Look through the data below. Pick out the lines holding the string "this".

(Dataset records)
============

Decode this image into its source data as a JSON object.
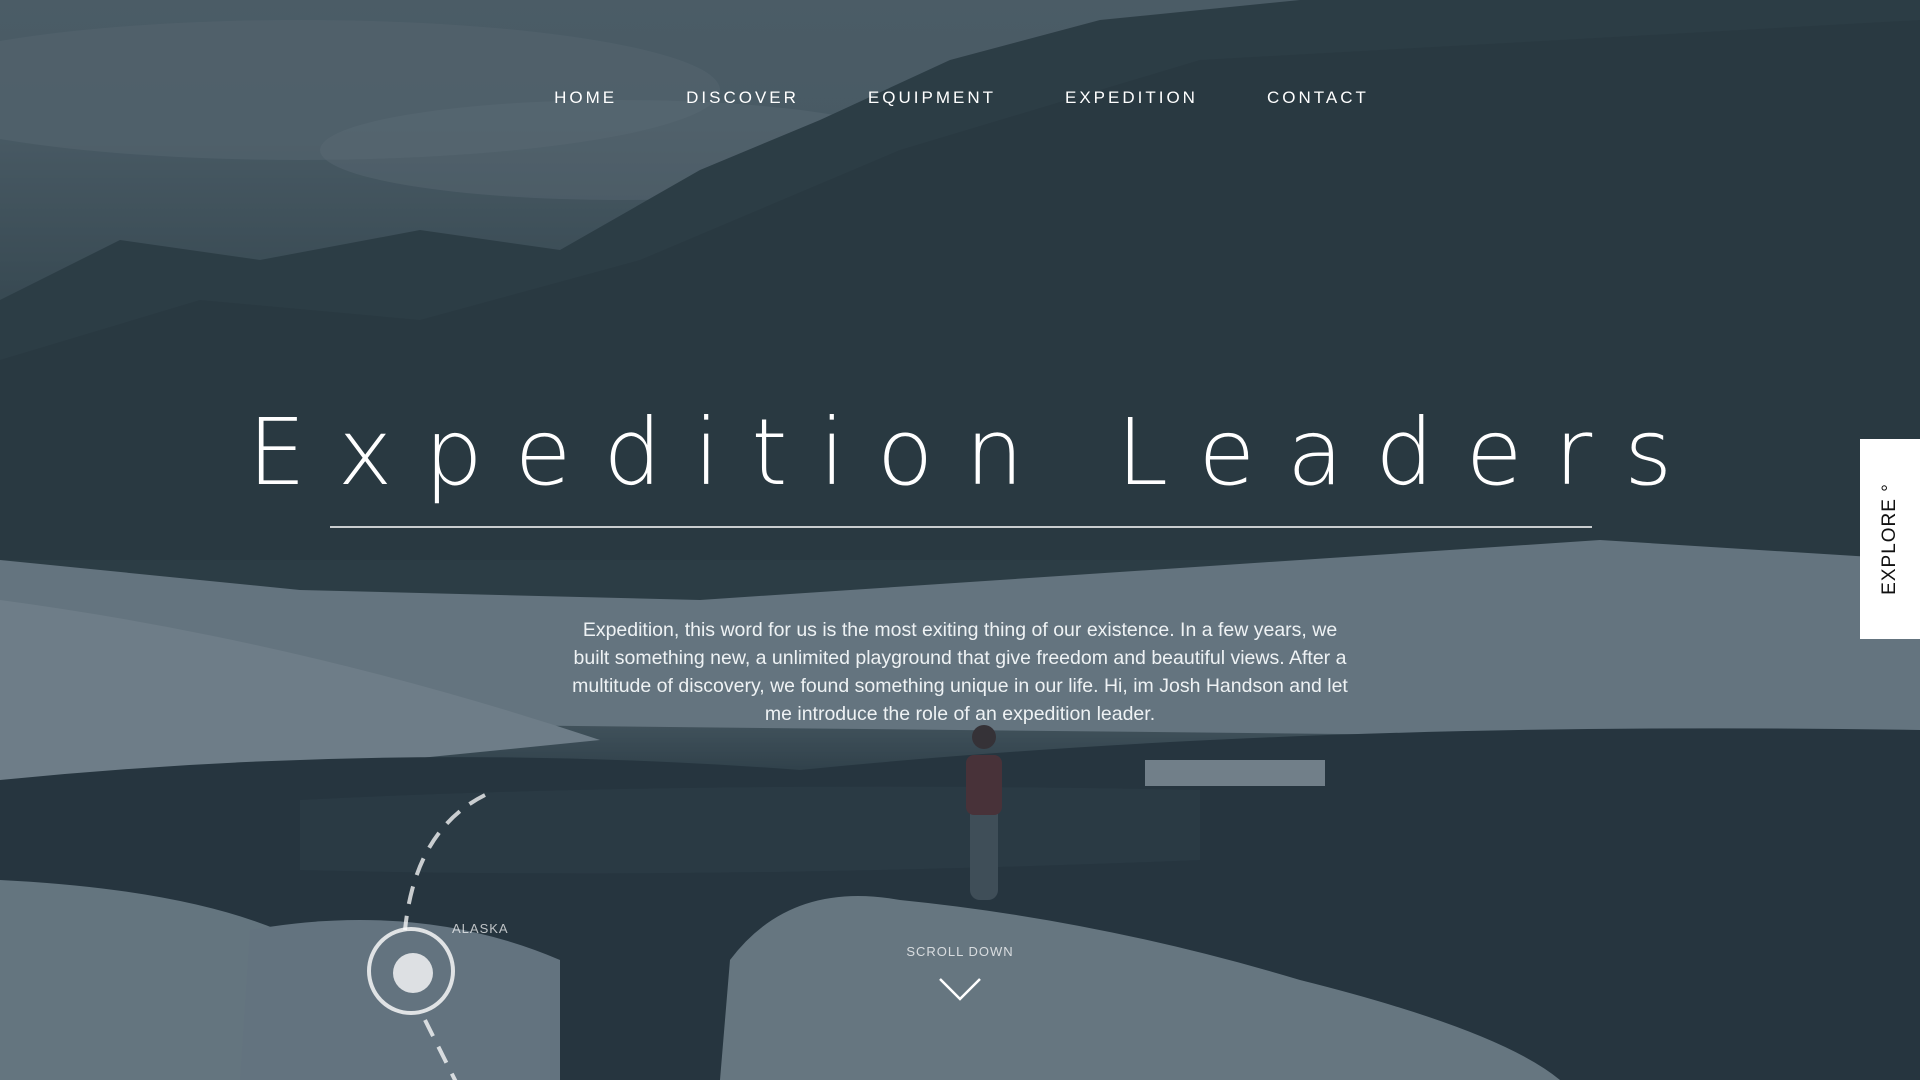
{
  "nav": {
    "items": [
      {
        "label": "HOME"
      },
      {
        "label": "DISCOVER"
      },
      {
        "label": "EQUIPMENT"
      },
      {
        "label": "EXPEDITION"
      },
      {
        "label": "CONTACT"
      }
    ]
  },
  "hero": {
    "title": "Expedition Leaders",
    "description": "Expedition, this word for us is the most exiting thing of our existence. In a few years, we built something new, a unlimited playground that give freedom and beautiful views. After a multitude of discovery, we found something unique in our life. Hi, im Josh Handson and let me introduce the role of an expedition leader."
  },
  "location": {
    "label": "ALASKA"
  },
  "scroll": {
    "label": "SCROLL DOWN",
    "icon": "chevron-down-icon"
  },
  "side_tab": {
    "label": "EXPLORE °"
  },
  "colors": {
    "overlay": "#2c3e4a",
    "text": "#ffffff",
    "tab_background": "#ffffff",
    "tab_text": "#111111"
  }
}
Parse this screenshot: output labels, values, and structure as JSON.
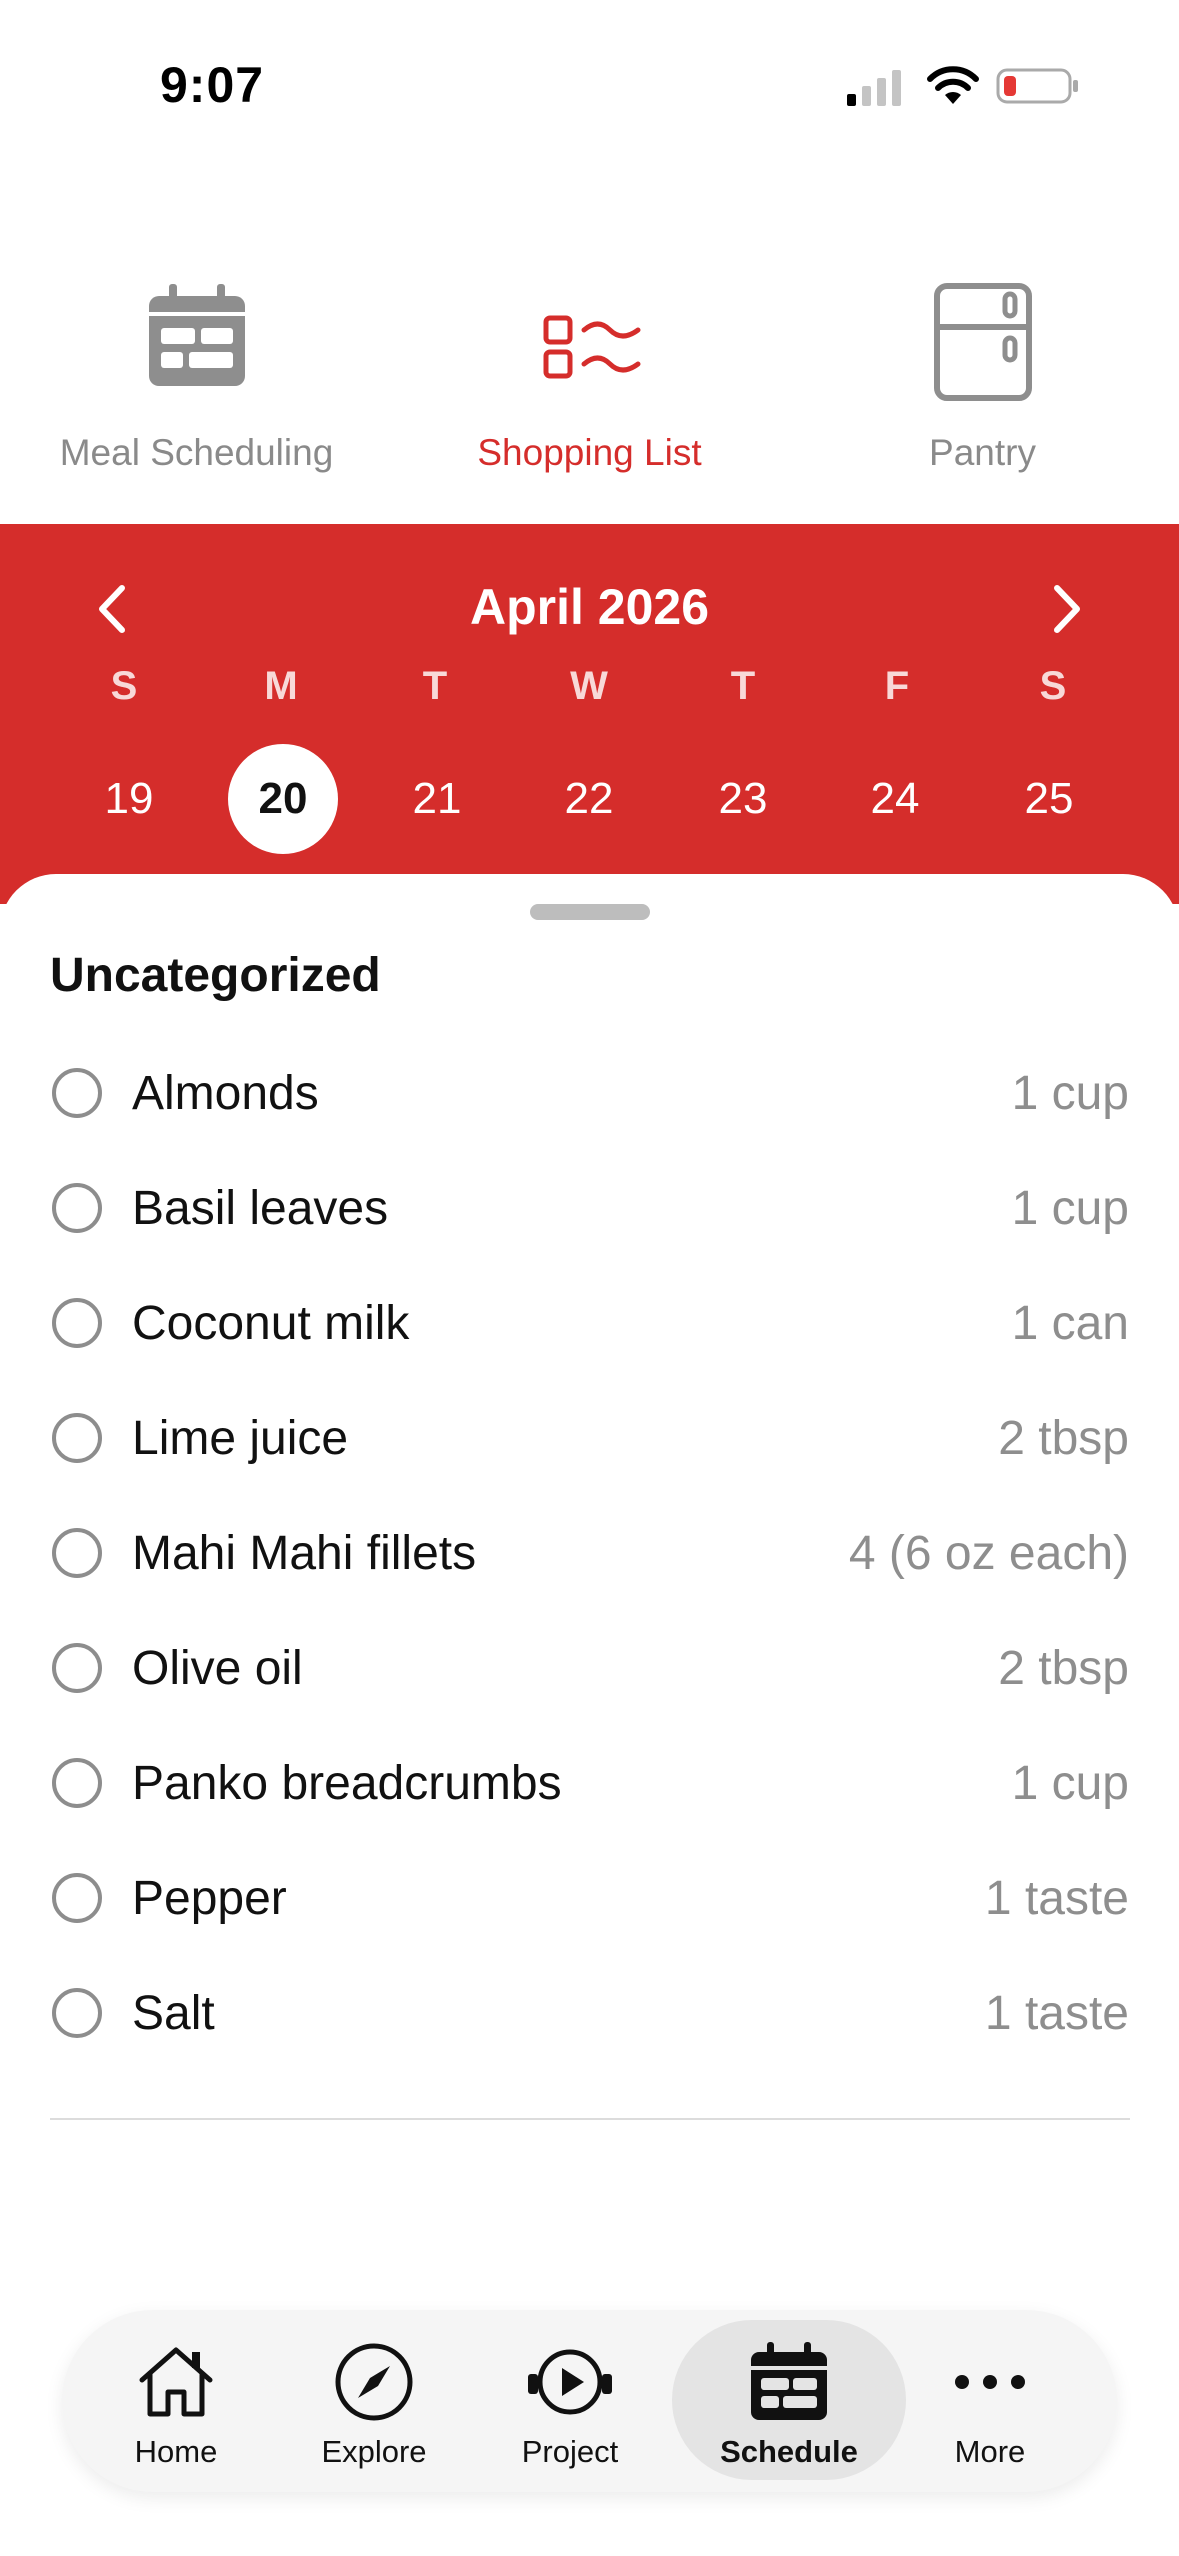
{
  "status_bar": {
    "time": "9:07"
  },
  "top_tabs": [
    {
      "label": "Meal Scheduling",
      "icon": "calendar-icon",
      "active": false
    },
    {
      "label": "Shopping List",
      "icon": "checklist-icon",
      "active": true
    },
    {
      "label": "Pantry",
      "icon": "fridge-icon",
      "active": false
    }
  ],
  "calendar": {
    "title": "April 2026",
    "weekdays": [
      "S",
      "M",
      "T",
      "W",
      "T",
      "F",
      "S"
    ],
    "days": [
      "19",
      "20",
      "21",
      "22",
      "23",
      "24",
      "25"
    ],
    "selected_day": "20",
    "accent_color": "#d52d2b"
  },
  "list": {
    "section_title": "Uncategorized",
    "items": [
      {
        "name": "Almonds",
        "qty": "1 cup"
      },
      {
        "name": "Basil leaves",
        "qty": "1 cup"
      },
      {
        "name": "Coconut milk",
        "qty": "1 can"
      },
      {
        "name": "Lime juice",
        "qty": "2 tbsp"
      },
      {
        "name": "Mahi Mahi fillets",
        "qty": "4 (6 oz each)"
      },
      {
        "name": "Olive oil",
        "qty": "2 tbsp"
      },
      {
        "name": "Panko breadcrumbs",
        "qty": "1 cup"
      },
      {
        "name": "Pepper",
        "qty": "1 taste"
      },
      {
        "name": "Salt",
        "qty": "1 taste"
      }
    ]
  },
  "bottom_nav": [
    {
      "label": "Home",
      "icon": "home-icon"
    },
    {
      "label": "Explore",
      "icon": "compass-icon"
    },
    {
      "label": "Project",
      "icon": "play-icon"
    },
    {
      "label": "Schedule",
      "icon": "calendar-icon",
      "active": true
    },
    {
      "label": "More",
      "icon": "more-icon"
    }
  ]
}
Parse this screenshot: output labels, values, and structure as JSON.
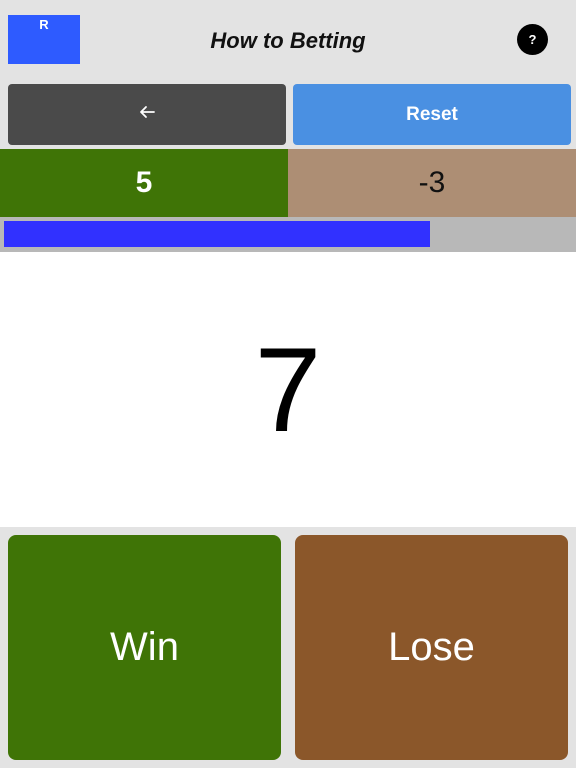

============

_Answer section_:
Decode this image into its source data as a JSON object.
    "description": "Expedition, this word for us is the most exiting thing of our existence. In a few years, we built something new, a unlimited playground that give freedom and beautiful views. After a multitude of discovery, we found something unique in our life. Hi, im Josh Handson and let me introduce the role of an expedition leader."
Parse this screenshot: output labels, values, and structure as JSON.
Parse this screenshot: output labels, values, and structure as JSON.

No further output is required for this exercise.